In the illustrated embodiment, communication between modules in the network 10 follows a Token Ring topology. Thus, all of the modules are connected by the fiber optic cables in a ring. A token, which is a special series of bits, travels around the ring. This is the preferred method of transporting data, but the present invention is not limited to this topology. An Ethernet topology utilizing hubs and switches could also be used. To send a data packet, a module receives the token, attaches the data packet, and then lets the token continue to travel around the network 10. Each module that sends a data packet will need to receive a packet back before it sends another. The output and bidirectional module types are the initiators of communications between modules, because the devices connected thereto can only receive one signal source at a time.
In operation, each input module runs a diagnostic routine each time it powers up. If diagnostics pass, the module's tri-color LED is green. If a module fails diagnostics, its LED will be red indicating that the module should be replaced. An enable signal is sent to the A/D converter when the input module completes and passes its diagnostics. Data from the A/D converter channels are buffered in a FIFO stack within the signal buffer memory waiting for a release command from the microprocessor. The stack overflows and drops that first data in, so the signal buffer memory only retains the most recent signal data. The module microprocessor then waits for an interrogation command from an output module requesting data. At this point, the module will not send any signal data until it receives a command packet from an output module requesting data. Once the input module receives a request command and a token, it then sends its address information along with signal data to the requesting output module.
Signal data is sent by the input module in response to an external command from an output module requesting signal data. Data is removed from the FIFO stack and is arranged accordingly for output to the specific device needs. The requesting output module's address is added to the data and packaged. The data packet is then sent to the fiber optic transceiver of the input module for output to the network 10.
Operation of the output modules also starts with a diagnostic routine each time a module powers up. If diagnostics pass, the module's tri-color LED is green. If a module fails diagnostics, its LED will be red indicating that the module should be replaced. An enable signal is sent to the D/A converter when the output module completes and passes its diagnostics. Once the output module passes diagnostics and determines that an output device is externally connected, the microprocessor determines which input to request data from. When the token arrives, a command packet is constructed and sent to the appropriate input module requesting its signal data.
The output module processes every data packet that arrives to determine if the packet is intended for the output module. The module's transceiver starts to receive packets with its address; all other packets are ignored. The data of the accepted data packets is checked for validity. If the data is valid, the address information is stripped off and the data is sent to a cache buffer, three registers at a time. When the FIFO buffer fills and overflows, the overflow is sent to the D/A converter for output to the connected device.

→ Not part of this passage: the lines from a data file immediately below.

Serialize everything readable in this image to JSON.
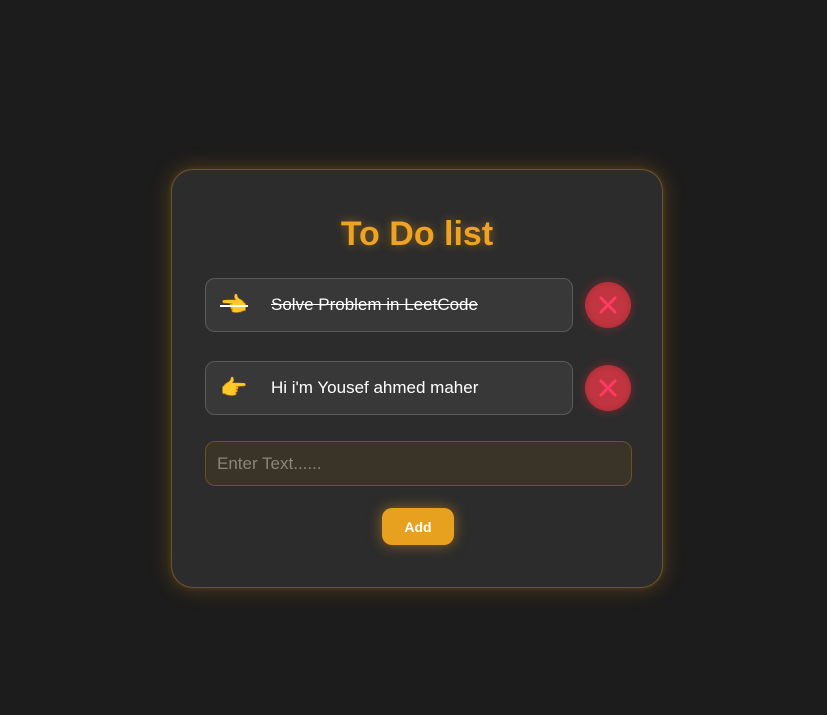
{
  "app": {
    "title": "To Do list"
  },
  "tasks": [
    {
      "icon": "👈",
      "text": "Solve Problem in LeetCode",
      "completed": true
    },
    {
      "icon": "👉",
      "text": "Hi i'm Yousef ahmed maher",
      "completed": false
    }
  ],
  "input": {
    "value": "",
    "placeholder": "Enter Text......"
  },
  "add_button": {
    "label": "Add"
  },
  "colors": {
    "accent": "#f0a221",
    "background": "#1c1c1c",
    "card": "#2c2c2c",
    "delete": "#c0353f",
    "delete_icon": "#ff3b63"
  },
  "icons": {
    "completed_task": "pointing-left-icon",
    "active_task": "pointing-right-icon",
    "delete": "close-icon"
  }
}
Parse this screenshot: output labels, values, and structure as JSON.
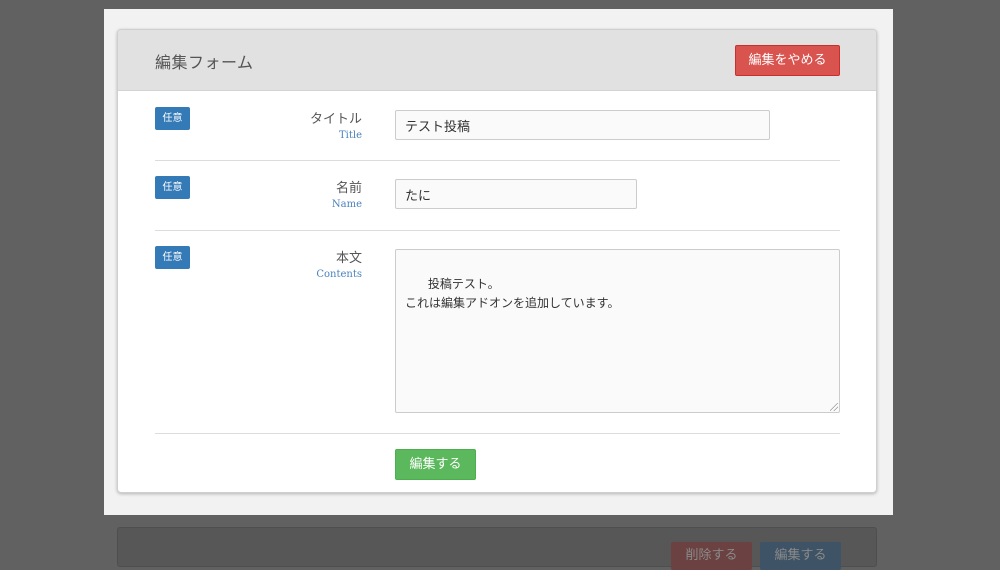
{
  "header": {
    "title": "編集フォーム",
    "cancel_label": "編集をやめる"
  },
  "fields": [
    {
      "badge": "任意",
      "label": "タイトル",
      "sublabel": "Title",
      "value": "テスト投稿"
    },
    {
      "badge": "任意",
      "label": "名前",
      "sublabel": "Name",
      "value": "たに"
    },
    {
      "badge": "任意",
      "label": "本文",
      "sublabel": "Contents",
      "value": "投稿テスト。\nこれは編集アドオンを追加しています。"
    }
  ],
  "submit_label": "編集する",
  "background_actions": {
    "delete_label": "削除する",
    "edit_label": "編集する"
  },
  "colors": {
    "danger": "#d9534f",
    "success": "#5cb85c",
    "primary": "#337ab7"
  }
}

While specific embodiments of the present invention have been described, it will be apparent to those skilled in the art that various modifications thereto can be made without departing from the spirit and scope of the invention as defined in the appended claims.